LUCAS Explains #9: How come French people all have to know 350 year old poems by heart written for a king?

LUCAS Explains #9: How come French people all have to know 350 year old poems by heart written for a king?

Summer is over and it is time for children to go back to school, where we expect them to gain basic knowledge and skills. But what makes one book more important than another when creating a national curriculum? Céline rethinks the role of one of the most popular books in the French education.

Soon after they were published in 1668, the Fables of Jean de La Fontaine became a teaching tool, because educators assumed they were also used as part of the royal education. More than 350 years later, studying the Fables has become a tradition across French primary schools, where young children have to both learn them by heart and recite them in front of their classmates. By preserving this tradition, it makes the Fables appear to be essential knowledge in both French culture and identity. In this video, Céline shows how it also exemplifies the role of tradition and history in the way children are taught literature.

Céline Zaepffel: 'How come French people all have to know 350 year old poems by heart written for a king?'

ABOUT LUCAS EXPLAINS

In the video series LUCAS Explains, young researchers tell about current societal and cultural topics from a historical or fresh point of view. The subjects range from diversity to national identity and from inclusiveness to migration. The videos stretch the history from the Classics to the present and from Europe to Asia. LUCAS Explains is published every other Tuesday. LUCAS Explains is a video series of Leiden University Centre for the Arts in Society and SOON media Amsterdam.

THANKS TO

The Netherlands Organisation for Scientific Research
Leiden University
Livia Hirsch

CREDIT PICTURES

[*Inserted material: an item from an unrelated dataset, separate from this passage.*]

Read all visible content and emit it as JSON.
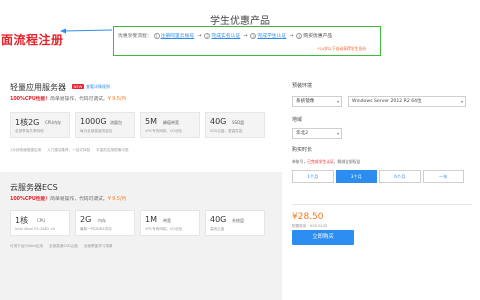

Le Prix de Sagesse ou La Fontaine en Jeu, Paris, Demonville, 1810. Source : The British Museum.
Isabel Young, Les Fables de La Fontaine : les animaux, Épinal, Imagerie d’Épinal, 2009.
Alfred Theulot and Benjamin Rabier, Dites-nous votre fable, Paris, Boivin, ca. 1910.
Jean de La Fontaine and Benjamin Rabier, Fables de La Fontaine, Paris, Jules Tallandier, 1982.
Jean Ballesdens,Les fables d’Escope Phrygien, facsimile (1645), Reims, Éditions et presses universitaires de Reims, 2011.
Philippe Mignon, Fables de La Fontaine, Paris, Nathan, 2007.
Various authors, La Fontaine aux fables, Paris, Delcourt, 2010.


© Céline Zaepffel and Leiden Arts in Society Blog, 2020. Unauthorised use and/or duplication of this material without express and written permission from this site’s author and/or owner is strictly prohibited. Excerpts and links may be used, provided that full and clear credit is given to Céline Zaepffel and Leiden Arts in Society Blog with appropriate and specific direction to the original content.

0 Comments

Add a comment

Related